# [EXERCISE MATERIALS]
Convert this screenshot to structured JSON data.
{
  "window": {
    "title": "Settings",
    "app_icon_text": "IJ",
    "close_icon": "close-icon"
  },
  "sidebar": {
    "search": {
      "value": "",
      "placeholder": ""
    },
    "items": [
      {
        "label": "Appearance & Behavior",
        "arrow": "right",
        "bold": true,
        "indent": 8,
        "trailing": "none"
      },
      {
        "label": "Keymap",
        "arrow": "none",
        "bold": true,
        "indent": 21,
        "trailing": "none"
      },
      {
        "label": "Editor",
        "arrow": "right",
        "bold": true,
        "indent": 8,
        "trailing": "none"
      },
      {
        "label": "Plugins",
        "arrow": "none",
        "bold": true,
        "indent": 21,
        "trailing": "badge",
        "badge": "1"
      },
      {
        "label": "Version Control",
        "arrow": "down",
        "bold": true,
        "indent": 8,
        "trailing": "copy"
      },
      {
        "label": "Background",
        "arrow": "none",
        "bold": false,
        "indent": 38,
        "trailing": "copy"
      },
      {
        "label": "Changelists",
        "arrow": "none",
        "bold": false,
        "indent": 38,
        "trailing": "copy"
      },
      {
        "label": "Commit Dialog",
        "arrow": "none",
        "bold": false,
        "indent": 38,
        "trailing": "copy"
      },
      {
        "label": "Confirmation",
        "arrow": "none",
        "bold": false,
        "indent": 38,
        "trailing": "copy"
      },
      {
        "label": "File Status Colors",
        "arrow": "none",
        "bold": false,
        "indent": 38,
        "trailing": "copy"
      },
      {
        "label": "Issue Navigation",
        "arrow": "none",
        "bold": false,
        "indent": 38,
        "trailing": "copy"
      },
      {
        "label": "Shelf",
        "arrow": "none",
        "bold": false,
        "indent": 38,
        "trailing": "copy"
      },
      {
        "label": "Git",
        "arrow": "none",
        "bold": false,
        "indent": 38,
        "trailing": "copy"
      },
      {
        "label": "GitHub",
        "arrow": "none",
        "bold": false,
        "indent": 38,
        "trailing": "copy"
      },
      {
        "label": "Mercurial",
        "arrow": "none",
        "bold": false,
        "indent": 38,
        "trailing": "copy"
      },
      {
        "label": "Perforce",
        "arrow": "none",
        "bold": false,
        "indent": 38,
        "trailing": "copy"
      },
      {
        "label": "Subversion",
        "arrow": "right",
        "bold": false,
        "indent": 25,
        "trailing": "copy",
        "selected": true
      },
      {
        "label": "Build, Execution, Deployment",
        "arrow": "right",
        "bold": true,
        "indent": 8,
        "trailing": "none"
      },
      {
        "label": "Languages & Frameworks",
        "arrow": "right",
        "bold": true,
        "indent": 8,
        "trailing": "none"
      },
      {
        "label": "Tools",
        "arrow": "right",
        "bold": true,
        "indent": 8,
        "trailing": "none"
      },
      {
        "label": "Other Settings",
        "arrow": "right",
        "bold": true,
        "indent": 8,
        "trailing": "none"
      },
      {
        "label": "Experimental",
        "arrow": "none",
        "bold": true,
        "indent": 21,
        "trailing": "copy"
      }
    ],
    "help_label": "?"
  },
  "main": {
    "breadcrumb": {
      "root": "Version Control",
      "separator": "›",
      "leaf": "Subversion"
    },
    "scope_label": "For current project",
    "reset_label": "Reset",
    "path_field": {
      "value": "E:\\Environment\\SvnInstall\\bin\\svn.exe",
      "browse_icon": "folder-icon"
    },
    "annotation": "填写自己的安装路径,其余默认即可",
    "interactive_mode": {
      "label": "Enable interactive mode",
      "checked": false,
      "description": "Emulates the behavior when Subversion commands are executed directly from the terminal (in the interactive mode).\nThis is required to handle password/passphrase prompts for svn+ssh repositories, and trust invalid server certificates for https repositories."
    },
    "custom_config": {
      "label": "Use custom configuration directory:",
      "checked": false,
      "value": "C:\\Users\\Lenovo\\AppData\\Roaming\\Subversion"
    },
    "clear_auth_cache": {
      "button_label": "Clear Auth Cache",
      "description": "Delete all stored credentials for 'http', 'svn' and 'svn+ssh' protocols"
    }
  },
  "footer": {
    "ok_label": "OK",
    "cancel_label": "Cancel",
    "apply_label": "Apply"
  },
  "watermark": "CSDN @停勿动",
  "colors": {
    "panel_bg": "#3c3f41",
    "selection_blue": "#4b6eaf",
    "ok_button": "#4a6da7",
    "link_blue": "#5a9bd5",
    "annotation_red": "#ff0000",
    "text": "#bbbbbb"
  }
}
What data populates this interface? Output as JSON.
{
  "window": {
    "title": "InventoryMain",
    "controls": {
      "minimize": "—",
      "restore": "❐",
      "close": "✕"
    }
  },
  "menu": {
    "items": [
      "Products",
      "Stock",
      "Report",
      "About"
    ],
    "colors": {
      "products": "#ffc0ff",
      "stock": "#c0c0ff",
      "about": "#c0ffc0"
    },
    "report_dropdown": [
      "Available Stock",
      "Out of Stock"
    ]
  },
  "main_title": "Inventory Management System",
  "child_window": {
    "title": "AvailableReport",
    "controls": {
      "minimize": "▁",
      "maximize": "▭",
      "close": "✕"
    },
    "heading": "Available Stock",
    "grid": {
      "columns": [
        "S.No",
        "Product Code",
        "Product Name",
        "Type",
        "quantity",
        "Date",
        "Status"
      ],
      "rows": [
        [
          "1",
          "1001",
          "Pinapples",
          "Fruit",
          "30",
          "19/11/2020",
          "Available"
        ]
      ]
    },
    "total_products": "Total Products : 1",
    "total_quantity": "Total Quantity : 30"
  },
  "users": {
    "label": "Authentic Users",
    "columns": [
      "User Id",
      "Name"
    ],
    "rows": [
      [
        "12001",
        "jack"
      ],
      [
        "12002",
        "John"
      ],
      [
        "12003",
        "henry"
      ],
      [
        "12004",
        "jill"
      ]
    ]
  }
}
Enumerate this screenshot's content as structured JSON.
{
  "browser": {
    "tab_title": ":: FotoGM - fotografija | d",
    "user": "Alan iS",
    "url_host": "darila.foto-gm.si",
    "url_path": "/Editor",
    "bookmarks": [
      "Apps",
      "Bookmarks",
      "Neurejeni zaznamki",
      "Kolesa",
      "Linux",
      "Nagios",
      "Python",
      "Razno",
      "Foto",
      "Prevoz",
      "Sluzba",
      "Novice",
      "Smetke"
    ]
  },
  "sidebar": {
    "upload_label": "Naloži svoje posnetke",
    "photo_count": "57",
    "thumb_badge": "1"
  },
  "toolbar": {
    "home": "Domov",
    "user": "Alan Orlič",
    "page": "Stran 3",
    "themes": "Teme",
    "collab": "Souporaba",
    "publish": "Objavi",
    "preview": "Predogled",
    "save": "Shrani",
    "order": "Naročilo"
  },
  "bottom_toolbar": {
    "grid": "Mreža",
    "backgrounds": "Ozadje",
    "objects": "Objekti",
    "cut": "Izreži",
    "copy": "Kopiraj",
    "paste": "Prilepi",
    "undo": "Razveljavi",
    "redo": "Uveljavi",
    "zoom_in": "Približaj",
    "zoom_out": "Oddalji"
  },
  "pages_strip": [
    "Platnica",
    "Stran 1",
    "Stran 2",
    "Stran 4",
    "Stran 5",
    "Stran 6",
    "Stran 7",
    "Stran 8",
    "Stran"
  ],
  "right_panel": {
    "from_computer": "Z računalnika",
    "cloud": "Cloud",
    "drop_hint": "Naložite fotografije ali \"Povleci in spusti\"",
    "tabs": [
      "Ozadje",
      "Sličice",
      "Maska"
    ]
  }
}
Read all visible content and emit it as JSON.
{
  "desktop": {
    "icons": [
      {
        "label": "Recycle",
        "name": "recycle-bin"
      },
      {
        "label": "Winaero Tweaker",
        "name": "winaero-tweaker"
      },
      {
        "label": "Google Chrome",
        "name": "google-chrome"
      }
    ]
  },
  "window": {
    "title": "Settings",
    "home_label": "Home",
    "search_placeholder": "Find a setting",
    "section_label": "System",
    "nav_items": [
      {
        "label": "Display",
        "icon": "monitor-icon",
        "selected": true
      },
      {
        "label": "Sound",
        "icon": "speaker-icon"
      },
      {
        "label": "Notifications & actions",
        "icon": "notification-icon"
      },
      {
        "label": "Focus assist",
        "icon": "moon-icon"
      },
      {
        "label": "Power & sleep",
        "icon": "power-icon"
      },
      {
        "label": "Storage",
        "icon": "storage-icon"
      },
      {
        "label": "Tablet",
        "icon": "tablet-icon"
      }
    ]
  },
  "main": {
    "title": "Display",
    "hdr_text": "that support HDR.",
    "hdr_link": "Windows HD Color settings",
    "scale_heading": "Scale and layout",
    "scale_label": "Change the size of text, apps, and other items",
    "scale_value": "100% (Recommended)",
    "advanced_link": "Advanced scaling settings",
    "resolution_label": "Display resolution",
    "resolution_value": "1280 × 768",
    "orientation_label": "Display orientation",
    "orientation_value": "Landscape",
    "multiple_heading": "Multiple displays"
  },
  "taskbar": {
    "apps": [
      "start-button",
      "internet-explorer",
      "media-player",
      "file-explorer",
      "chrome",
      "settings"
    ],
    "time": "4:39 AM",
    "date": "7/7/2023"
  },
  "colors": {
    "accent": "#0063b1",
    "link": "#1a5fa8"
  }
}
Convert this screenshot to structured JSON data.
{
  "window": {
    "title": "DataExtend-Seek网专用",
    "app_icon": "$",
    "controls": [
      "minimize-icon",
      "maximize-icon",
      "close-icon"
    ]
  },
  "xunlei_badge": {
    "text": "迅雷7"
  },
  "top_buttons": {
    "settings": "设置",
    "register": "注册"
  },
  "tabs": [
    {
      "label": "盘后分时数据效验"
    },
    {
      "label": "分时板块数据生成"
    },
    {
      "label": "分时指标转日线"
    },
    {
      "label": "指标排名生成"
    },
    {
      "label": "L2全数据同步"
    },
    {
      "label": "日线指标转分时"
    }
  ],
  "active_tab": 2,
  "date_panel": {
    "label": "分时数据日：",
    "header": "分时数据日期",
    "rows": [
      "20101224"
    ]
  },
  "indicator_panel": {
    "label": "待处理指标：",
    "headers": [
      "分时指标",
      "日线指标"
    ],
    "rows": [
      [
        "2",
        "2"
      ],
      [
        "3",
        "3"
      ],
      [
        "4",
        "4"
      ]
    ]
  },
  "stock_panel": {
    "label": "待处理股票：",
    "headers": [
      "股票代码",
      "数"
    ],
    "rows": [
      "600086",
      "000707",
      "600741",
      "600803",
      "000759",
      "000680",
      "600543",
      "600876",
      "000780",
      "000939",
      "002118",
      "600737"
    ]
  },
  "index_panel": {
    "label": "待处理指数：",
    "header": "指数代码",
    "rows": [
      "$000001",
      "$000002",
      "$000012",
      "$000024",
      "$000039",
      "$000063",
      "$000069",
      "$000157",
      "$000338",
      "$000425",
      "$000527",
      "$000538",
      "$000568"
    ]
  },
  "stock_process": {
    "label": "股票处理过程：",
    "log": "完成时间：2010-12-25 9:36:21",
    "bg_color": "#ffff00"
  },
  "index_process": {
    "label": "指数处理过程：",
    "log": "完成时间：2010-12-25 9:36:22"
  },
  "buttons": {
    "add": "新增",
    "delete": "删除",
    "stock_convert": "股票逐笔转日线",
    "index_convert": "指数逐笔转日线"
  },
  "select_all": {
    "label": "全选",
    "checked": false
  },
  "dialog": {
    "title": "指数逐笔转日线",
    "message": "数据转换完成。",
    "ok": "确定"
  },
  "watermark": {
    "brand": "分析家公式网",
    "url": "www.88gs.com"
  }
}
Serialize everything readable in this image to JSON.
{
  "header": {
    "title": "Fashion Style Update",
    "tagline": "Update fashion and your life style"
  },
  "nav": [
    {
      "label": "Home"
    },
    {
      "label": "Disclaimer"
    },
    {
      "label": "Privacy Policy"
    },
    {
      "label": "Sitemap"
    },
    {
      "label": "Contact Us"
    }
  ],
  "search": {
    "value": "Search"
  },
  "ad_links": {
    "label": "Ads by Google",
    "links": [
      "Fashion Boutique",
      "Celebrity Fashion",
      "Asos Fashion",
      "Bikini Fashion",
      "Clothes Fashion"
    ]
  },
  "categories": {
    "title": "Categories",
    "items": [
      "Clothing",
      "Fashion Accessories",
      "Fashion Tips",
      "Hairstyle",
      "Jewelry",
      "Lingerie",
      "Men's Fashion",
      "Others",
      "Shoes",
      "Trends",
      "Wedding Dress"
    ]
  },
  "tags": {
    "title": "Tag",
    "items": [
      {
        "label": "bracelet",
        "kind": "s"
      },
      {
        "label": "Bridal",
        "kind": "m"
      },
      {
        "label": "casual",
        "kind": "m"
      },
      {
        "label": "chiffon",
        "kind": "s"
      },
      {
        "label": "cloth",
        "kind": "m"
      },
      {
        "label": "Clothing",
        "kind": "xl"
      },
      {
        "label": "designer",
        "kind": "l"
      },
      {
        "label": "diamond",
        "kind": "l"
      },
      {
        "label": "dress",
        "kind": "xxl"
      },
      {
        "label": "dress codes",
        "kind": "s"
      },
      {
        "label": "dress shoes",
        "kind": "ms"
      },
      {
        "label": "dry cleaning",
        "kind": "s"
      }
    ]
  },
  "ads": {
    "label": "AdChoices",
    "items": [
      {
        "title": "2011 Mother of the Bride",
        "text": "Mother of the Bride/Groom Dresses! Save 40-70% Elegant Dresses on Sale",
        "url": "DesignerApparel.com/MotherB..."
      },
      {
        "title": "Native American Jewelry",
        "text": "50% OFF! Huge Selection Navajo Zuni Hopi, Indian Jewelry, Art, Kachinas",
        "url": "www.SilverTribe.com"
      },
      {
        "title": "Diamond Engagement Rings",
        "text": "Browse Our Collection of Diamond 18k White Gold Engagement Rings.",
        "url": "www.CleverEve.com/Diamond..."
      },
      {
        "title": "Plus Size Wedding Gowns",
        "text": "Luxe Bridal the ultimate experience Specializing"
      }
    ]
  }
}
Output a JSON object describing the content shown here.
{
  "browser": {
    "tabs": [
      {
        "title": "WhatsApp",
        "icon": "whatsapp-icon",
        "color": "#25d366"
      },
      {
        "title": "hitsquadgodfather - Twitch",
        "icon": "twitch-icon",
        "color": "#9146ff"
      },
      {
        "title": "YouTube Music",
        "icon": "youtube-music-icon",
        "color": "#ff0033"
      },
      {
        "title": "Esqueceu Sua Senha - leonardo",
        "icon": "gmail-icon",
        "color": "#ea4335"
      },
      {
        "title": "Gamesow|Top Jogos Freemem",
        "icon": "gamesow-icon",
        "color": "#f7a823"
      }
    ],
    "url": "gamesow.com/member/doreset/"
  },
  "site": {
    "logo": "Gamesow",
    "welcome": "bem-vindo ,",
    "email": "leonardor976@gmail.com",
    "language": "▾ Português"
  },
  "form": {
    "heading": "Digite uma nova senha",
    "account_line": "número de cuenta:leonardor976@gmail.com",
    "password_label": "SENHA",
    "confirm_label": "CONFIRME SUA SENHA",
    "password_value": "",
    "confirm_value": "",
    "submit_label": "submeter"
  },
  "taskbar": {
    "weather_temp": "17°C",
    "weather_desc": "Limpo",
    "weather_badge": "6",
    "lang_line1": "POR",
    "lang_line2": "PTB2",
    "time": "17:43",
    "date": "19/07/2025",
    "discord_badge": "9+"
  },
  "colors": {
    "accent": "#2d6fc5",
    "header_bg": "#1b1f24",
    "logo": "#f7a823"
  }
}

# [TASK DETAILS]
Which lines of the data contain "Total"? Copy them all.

# [SOLUTION FOR THIS EXERCISE]
    "total_products": "Total Products : 1",
    "total_quantity": "Total Quantity : 30"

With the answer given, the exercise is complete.